• _Task description_: Copy out the listing in full, exactly as written, but not its pictures.

• _Records for the exercise_:
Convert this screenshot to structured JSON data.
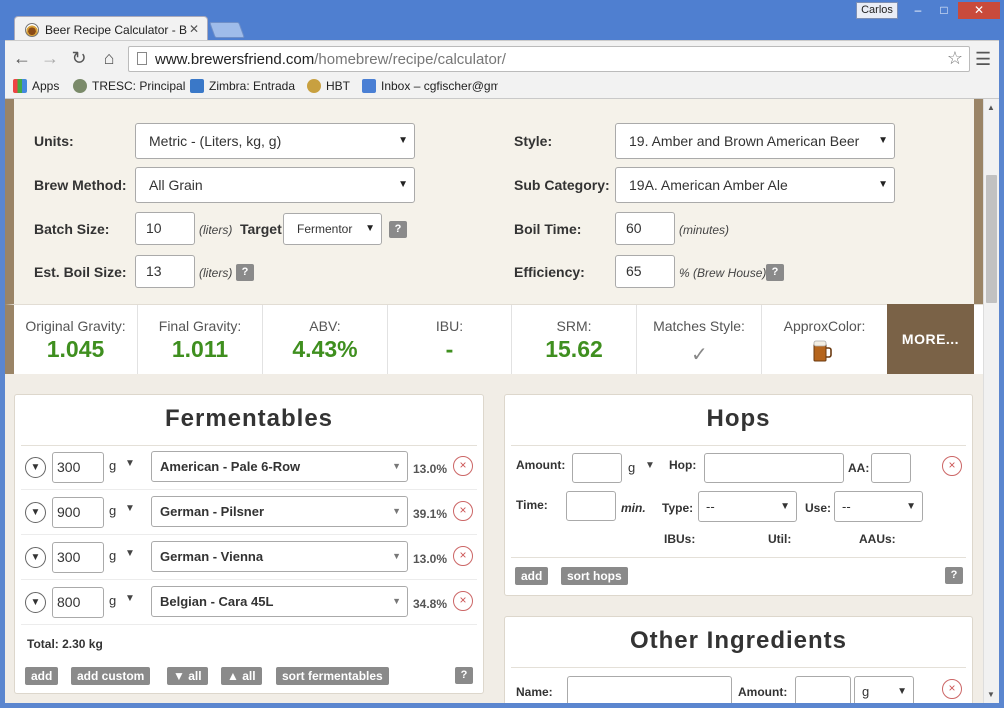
{
  "browser": {
    "tab_title": "Beer Recipe Calculator - B",
    "tab_close": "✕",
    "user": "Carlos",
    "url_host": "www.brewersfriend.com",
    "url_path": "/homebrew/recipe/calculator/",
    "bookmarks": [
      "Apps",
      "TRESC: Principal",
      "Zimbra: Entrada",
      "HBT",
      "Inbox – cgfischer@gm"
    ]
  },
  "settings": {
    "units_label": "Units:",
    "units_value": "Metric - (Liters, kg, g)",
    "brew_method_label": "Brew Method:",
    "brew_method_value": "All Grain",
    "batch_size_label": "Batch Size:",
    "batch_size_value": "10",
    "batch_size_unit": "(liters)",
    "target_label": "Target",
    "target_value": "Fermentor",
    "boil_size_label": "Est. Boil Size:",
    "boil_size_value": "13",
    "boil_size_unit": "(liters)",
    "style_label": "Style:",
    "style_value": "19. Amber and Brown American Beer",
    "sub_category_label": "Sub Category:",
    "sub_category_value": "19A. American Amber Ale",
    "boil_time_label": "Boil Time:",
    "boil_time_value": "60",
    "boil_time_unit": "(minutes)",
    "efficiency_label": "Efficiency:",
    "efficiency_value": "65",
    "efficiency_unit": "% (Brew House)",
    "help": "?"
  },
  "stats": {
    "og_label": "Original Gravity:",
    "og_value": "1.045",
    "fg_label": "Final Gravity:",
    "fg_value": "1.011",
    "abv_label": "ABV:",
    "abv_value": "4.43%",
    "ibu_label": "IBU:",
    "ibu_value": "-",
    "srm_label": "SRM:",
    "srm_value": "15.62",
    "matches_label": "Matches Style:",
    "color_label": "ApproxColor:",
    "more_label": "MORE..."
  },
  "fermentables": {
    "title": "Fermentables",
    "rows": [
      {
        "amount": "300",
        "unit": "g",
        "name": "American - Pale 6-Row",
        "pct": "13.0%"
      },
      {
        "amount": "900",
        "unit": "g",
        "name": "German - Pilsner",
        "pct": "39.1%"
      },
      {
        "amount": "300",
        "unit": "g",
        "name": "German - Vienna",
        "pct": "13.0%"
      },
      {
        "amount": "800",
        "unit": "g",
        "name": "Belgian - Cara 45L",
        "pct": "34.8%"
      }
    ],
    "total": "Total: 2.30 kg",
    "buttons": {
      "add": "add",
      "add_custom": "add custom",
      "collapse_all": "▼ all",
      "expand_all": "▲ all",
      "sort": "sort fermentables"
    }
  },
  "hops": {
    "title": "Hops",
    "amount_label": "Amount:",
    "unit": "g",
    "hop_label": "Hop:",
    "aa_label": "AA:",
    "time_label": "Time:",
    "min_label": "min.",
    "type_label": "Type:",
    "type_value": "--",
    "use_label": "Use:",
    "use_value": "--",
    "ibus_label": "IBUs:",
    "util_label": "Util:",
    "aaus_label": "AAUs:",
    "buttons": {
      "add": "add",
      "sort": "sort hops"
    }
  },
  "other": {
    "title": "Other Ingredients",
    "name_label": "Name:",
    "amount_label": "Amount:",
    "unit": "g"
  }
}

• _Output_:
Convert this screenshot to structured JSON data.
{
  "browser": {
    "tab_title": "Beer Recipe Calculator - B",
    "tab_close": "✕",
    "user": "Carlos",
    "url_host": "www.brewersfriend.com",
    "url_path": "/homebrew/recipe/calculator/",
    "bookmarks": [
      "Apps",
      "TRESC: Principal",
      "Zimbra: Entrada",
      "HBT",
      "Inbox – cgfischer@gm"
    ]
  },
  "settings": {
    "units_label": "Units:",
    "units_value": "Metric - (Liters, kg, g)",
    "brew_method_label": "Brew Method:",
    "brew_method_value": "All Grain",
    "batch_size_label": "Batch Size:",
    "batch_size_value": "10",
    "batch_size_unit": "(liters)",
    "target_label": "Target",
    "target_value": "Fermentor",
    "boil_size_label": "Est. Boil Size:",
    "boil_size_value": "13",
    "boil_size_unit": "(liters)",
    "style_label": "Style:",
    "style_value": "19. Amber and Brown American Beer",
    "sub_category_label": "Sub Category:",
    "sub_category_value": "19A. American Amber Ale",
    "boil_time_label": "Boil Time:",
    "boil_time_value": "60",
    "boil_time_unit": "(minutes)",
    "efficiency_label": "Efficiency:",
    "efficiency_value": "65",
    "efficiency_unit": "% (Brew House)",
    "help": "?"
  },
  "stats": {
    "og_label": "Original Gravity:",
    "og_value": "1.045",
    "fg_label": "Final Gravity:",
    "fg_value": "1.011",
    "abv_label": "ABV:",
    "abv_value": "4.43%",
    "ibu_label": "IBU:",
    "ibu_value": "-",
    "srm_label": "SRM:",
    "srm_value": "15.62",
    "matches_label": "Matches Style:",
    "color_label": "ApproxColor:",
    "more_label": "MORE..."
  },
  "fermentables": {
    "title": "Fermentables",
    "rows": [
      {
        "amount": "300",
        "unit": "g",
        "name": "American - Pale 6-Row",
        "pct": "13.0%"
      },
      {
        "amount": "900",
        "unit": "g",
        "name": "German - Pilsner",
        "pct": "39.1%"
      },
      {
        "amount": "300",
        "unit": "g",
        "name": "German - Vienna",
        "pct": "13.0%"
      },
      {
        "amount": "800",
        "unit": "g",
        "name": "Belgian - Cara 45L",
        "pct": "34.8%"
      }
    ],
    "total": "Total: 2.30 kg",
    "buttons": {
      "add": "add",
      "add_custom": "add custom",
      "collapse_all": "▼ all",
      "expand_all": "▲ all",
      "sort": "sort fermentables"
    }
  },
  "hops": {
    "title": "Hops",
    "amount_label": "Amount:",
    "unit": "g",
    "hop_label": "Hop:",
    "aa_label": "AA:",
    "time_label": "Time:",
    "min_label": "min.",
    "type_label": "Type:",
    "type_value": "--",
    "use_label": "Use:",
    "use_value": "--",
    "ibus_label": "IBUs:",
    "util_label": "Util:",
    "aaus_label": "AAUs:",
    "buttons": {
      "add": "add",
      "sort": "sort hops"
    }
  },
  "other": {
    "title": "Other Ingredients",
    "name_label": "Name:",
    "amount_label": "Amount:",
    "unit": "g"
  }
}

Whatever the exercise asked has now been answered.